Disease of the carotid artery usually is most severe at the point in the neck where the artery divides in 2 (giving internal and external carotid arteries). When the artery gets narrowed at this point it may ultimately cause stroke, with the risk being highest in patients who have recently suffered a stroke or mini-stroke related to this narrowing. Depending on the degree of narrowing and the patient and symptoms surgery may be recommended.
The operation is usually performed under general anaesthetic and an incision is made at the side of the neck. The common carotid artery and it’ s major branches are exposed and controlled, clamped and opened. While this is being performed, sometimes a temporary tube is used to keep blood flowing to the brain on the operated side (known as a shunt) but this is not always necessary (Figure 1). The lining of the blood vessel responsible for the narrowing is removed, including the atherosclerotic plaque (Figure 2). The artery, once cleared of the diseased lining is closed and blood flow restored. Close monitoring of blood pressure, neurological function and of the surgical site is required in the initial post-operative period; the recovery time prior to discharge is usually 4-5 days.

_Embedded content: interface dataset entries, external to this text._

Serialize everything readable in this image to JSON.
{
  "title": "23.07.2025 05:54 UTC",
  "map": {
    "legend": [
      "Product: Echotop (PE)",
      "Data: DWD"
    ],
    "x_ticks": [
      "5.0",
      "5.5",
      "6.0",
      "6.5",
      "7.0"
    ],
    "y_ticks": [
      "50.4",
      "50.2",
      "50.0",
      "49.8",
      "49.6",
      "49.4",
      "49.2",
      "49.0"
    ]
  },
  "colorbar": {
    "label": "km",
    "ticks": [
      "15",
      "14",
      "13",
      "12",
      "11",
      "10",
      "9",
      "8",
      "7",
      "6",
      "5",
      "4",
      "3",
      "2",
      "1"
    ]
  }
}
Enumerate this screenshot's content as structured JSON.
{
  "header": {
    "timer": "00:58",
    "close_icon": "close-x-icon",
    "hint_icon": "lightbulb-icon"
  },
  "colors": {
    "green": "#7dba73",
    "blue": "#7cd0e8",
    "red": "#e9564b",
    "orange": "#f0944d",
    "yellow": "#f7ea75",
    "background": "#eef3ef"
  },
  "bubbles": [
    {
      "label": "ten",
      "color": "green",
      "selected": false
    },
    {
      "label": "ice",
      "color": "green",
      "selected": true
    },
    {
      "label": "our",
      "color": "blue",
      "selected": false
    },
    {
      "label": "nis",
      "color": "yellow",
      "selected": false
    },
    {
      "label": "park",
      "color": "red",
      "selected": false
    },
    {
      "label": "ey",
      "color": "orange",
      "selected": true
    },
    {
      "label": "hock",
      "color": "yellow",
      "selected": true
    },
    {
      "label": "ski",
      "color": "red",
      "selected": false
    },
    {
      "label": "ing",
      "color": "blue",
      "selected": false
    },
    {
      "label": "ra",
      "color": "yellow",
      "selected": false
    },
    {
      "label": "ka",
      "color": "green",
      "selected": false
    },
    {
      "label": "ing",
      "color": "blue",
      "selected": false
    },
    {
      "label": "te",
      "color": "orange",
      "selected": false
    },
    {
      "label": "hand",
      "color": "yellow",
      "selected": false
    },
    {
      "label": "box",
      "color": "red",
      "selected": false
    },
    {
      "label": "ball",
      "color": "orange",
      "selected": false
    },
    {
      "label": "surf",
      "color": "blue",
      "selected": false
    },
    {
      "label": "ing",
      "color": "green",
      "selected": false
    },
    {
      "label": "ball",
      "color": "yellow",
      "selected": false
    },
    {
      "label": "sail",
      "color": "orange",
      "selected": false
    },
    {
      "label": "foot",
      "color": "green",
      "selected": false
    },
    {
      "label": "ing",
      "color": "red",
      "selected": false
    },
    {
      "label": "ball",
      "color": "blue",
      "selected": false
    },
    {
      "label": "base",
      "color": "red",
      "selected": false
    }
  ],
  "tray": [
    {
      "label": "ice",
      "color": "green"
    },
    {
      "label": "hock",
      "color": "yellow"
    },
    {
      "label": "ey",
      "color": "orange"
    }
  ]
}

Specific Risks of Carotid Endarterectomy
- Haematoma (bleeding in the wound) postoperatively requiring further surgery.
- Stroke or Death 2-3%
- Nerve injury causing difficulty with talking or swallowing, drooping of the mouth on one side, or hoarseness.
Intraoperative image of carotid endarterectomy procedure.
Close up view at atherosclerotic plaque removed at the time of carotid endarterectomy